Your supplier may likewise recommend a vitamin B12 test if you have certain nervous system symptoms. A low level of B12 can cause numbness or tingling in the limbs, weak point, and vertigo.
Other conditions for which the test may be done consist of:
- Unexpected severe confusion (delirium).
- Loss of brain function (dementia).
- Dementia due to metabolic causes.
Normal worths are 200 to 900 picograms per milliliter (pg/mL).
Normal value ranges may vary slightly among various laboratories. Some labs use various measurements or might test various samples. Talk with your supplier about what your specific test results mean.
Worths of less than 200 pg/mL are a possible sign of a vitamin B12 shortage. Individuals with this shortage are most likely to have or develop symptoms.

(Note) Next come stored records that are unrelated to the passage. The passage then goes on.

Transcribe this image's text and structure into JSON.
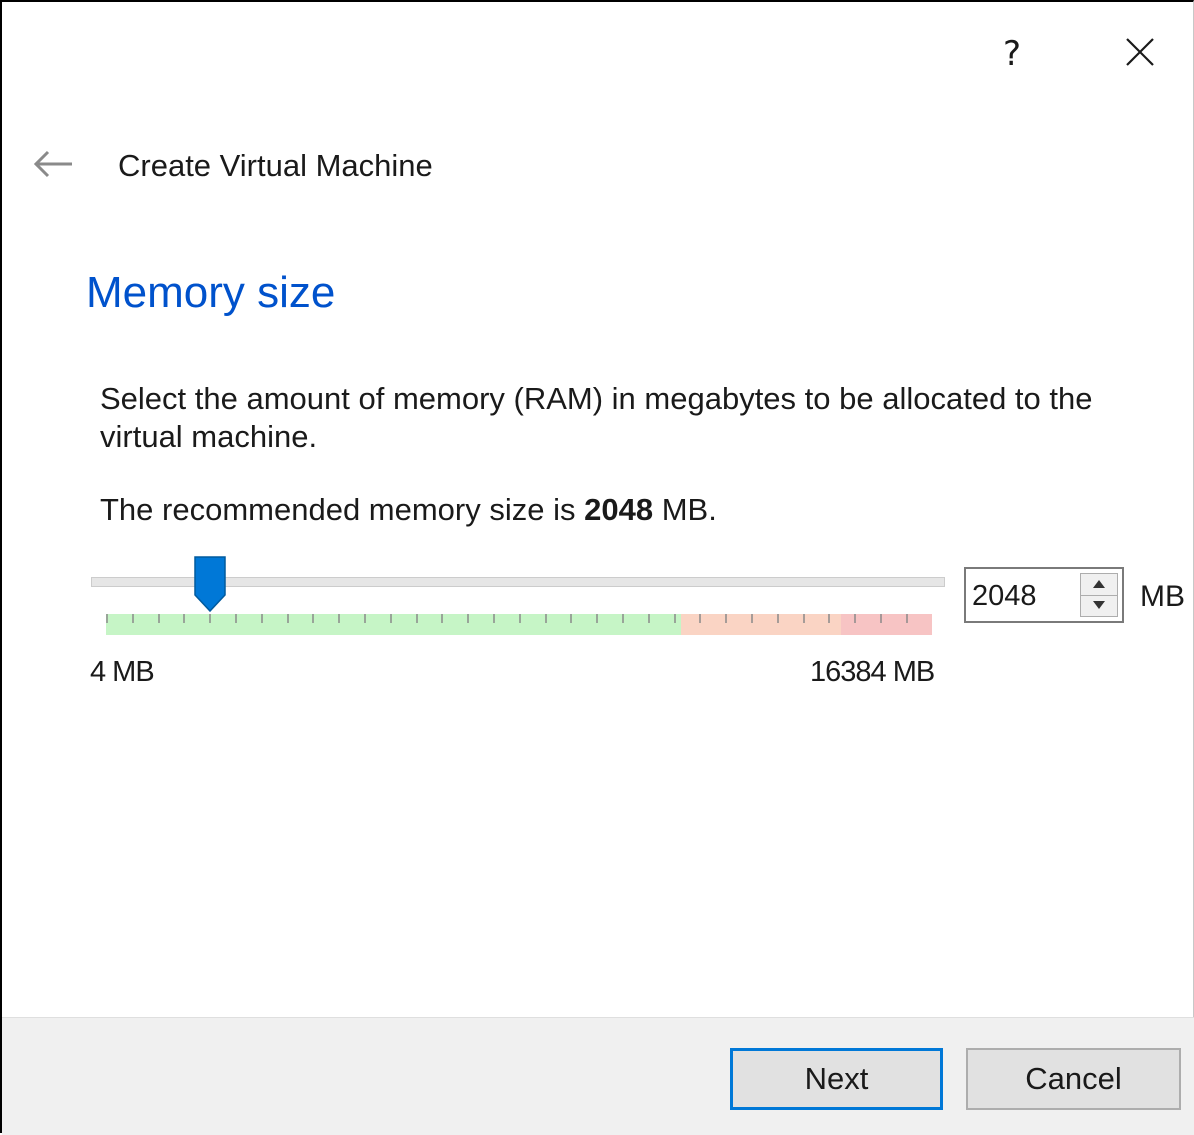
{
  "titlebar": {
    "help_label": "?",
    "close_icon": "close-icon"
  },
  "wizard": {
    "back_icon": "back-arrow-icon",
    "title": "Create Virtual Machine"
  },
  "page": {
    "heading": "Memory size",
    "description": "Select the amount of memory (RAM) in megabytes to be allocated to the virtual machine.",
    "recommend_prefix": "The recommended memory size is ",
    "recommend_value": "2048",
    "recommend_suffix": " MB."
  },
  "memory": {
    "value": "2048",
    "unit": "MB",
    "min_label": "4 MB",
    "max_label": "16384 MB",
    "min_mb": 4,
    "max_mb": 16384,
    "current_mb": 2048,
    "zones": {
      "safe_color": "#c6f5c6",
      "warning_color": "#fad4c4",
      "danger_color": "#f7c4c4"
    },
    "thumb_color": "#0078d7"
  },
  "footer": {
    "next_label": "Next",
    "cancel_label": "Cancel"
  }
}
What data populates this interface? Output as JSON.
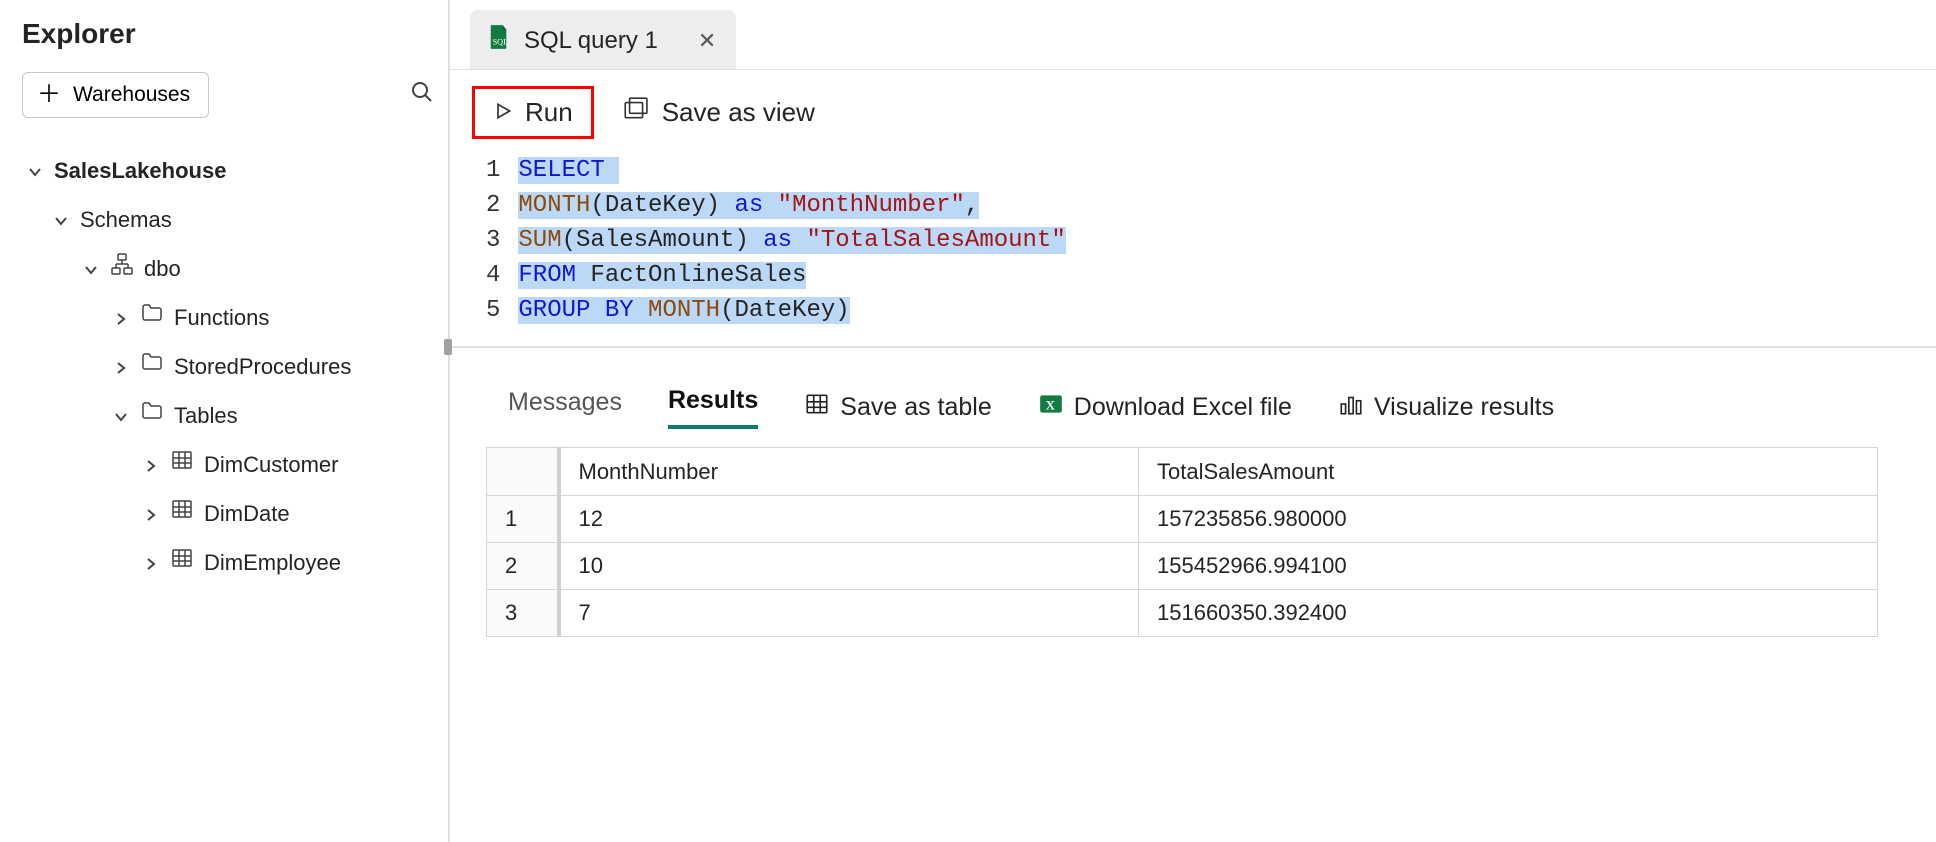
{
  "explorer": {
    "title": "Explorer",
    "warehouses_button": "Warehouses",
    "tree": {
      "root": "SalesLakehouse",
      "schemas_label": "Schemas",
      "dbo_label": "dbo",
      "functions_label": "Functions",
      "storedprocs_label": "StoredProcedures",
      "tables_label": "Tables",
      "tables": [
        "DimCustomer",
        "DimDate",
        "DimEmployee"
      ]
    }
  },
  "tab": {
    "label": "SQL query 1"
  },
  "toolbar": {
    "run": "Run",
    "save_as_view": "Save as view"
  },
  "code_lines": [
    "1",
    "2",
    "3",
    "4",
    "5"
  ],
  "code": {
    "l1": {
      "kw_select": "SELECT"
    },
    "l2": {
      "fn_month": "MONTH",
      "arg": "(DateKey)",
      "kw_as": "as",
      "alias": "\"MonthNumber\"",
      "comma": ","
    },
    "l3": {
      "fn_sum": "SUM",
      "arg": "(SalesAmount)",
      "kw_as": "as",
      "alias": "\"TotalSalesAmount\""
    },
    "l4": {
      "kw_from": "FROM",
      "tbl": " FactOnlineSales"
    },
    "l5": {
      "kw_group": "GROUP",
      "kw_by": "BY",
      "fn_month": "MONTH",
      "arg": "(DateKey)"
    }
  },
  "results": {
    "tabs": {
      "messages": "Messages",
      "results": "Results"
    },
    "actions": {
      "save_table": "Save as table",
      "download_excel": "Download Excel file",
      "visualize": "Visualize results"
    },
    "columns": [
      "MonthNumber",
      "TotalSalesAmount"
    ],
    "rows": [
      {
        "n": "1",
        "c0": "12",
        "c1": "157235856.980000"
      },
      {
        "n": "2",
        "c0": "10",
        "c1": "155452966.994100"
      },
      {
        "n": "3",
        "c0": "7",
        "c1": "151660350.392400"
      }
    ]
  }
}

Older adults with vitamin B12 levels in between 200 and 500 pg/mL might likewise have symptoms. Shortage must be confirmed by checking the level of a compound in the blood called methylmalonic acid. A high level shows a true B12 shortage.
Causes of vitamin B12 deficiency include:.
- Inadequate vitamin B12 in diet (unusual, except with a rigorous vegetarian diet).
- Illness that cause malabsorption (for instance, celiac disease and Crohn disease).
- Lack of intrinsic element, a protein that assists the intestine take in vitamin B12.
- Above normal heat production (for example, with hyperthyroidism).
An increased vitamin B12 level is uncommon. Generally, excess vitamin B12 is gotten rid of in the urine.
Conditions that can increase B12 level consist of:
- Liver disease (such as cirrhosis)
- Myeloproliferative disorders (for instance, polycythemia vera and chronic myelogenous leukemia).
Risks Assosiated with Vitamin B12 Level Test
There is very little risk included with having your blood taken. Veins and arteries vary in size from someone to another and from one side of the body to the other. Taking blood from some individuals might be harder than from others.
Other dangers associated with having actually blood drawn are minor, but may include:
- Extreme bleeding.
- Fainting or feeling lightheaded.
- Hematoma (blood buildup under the skin).
- Infection (a small risk at any time the skin is broken).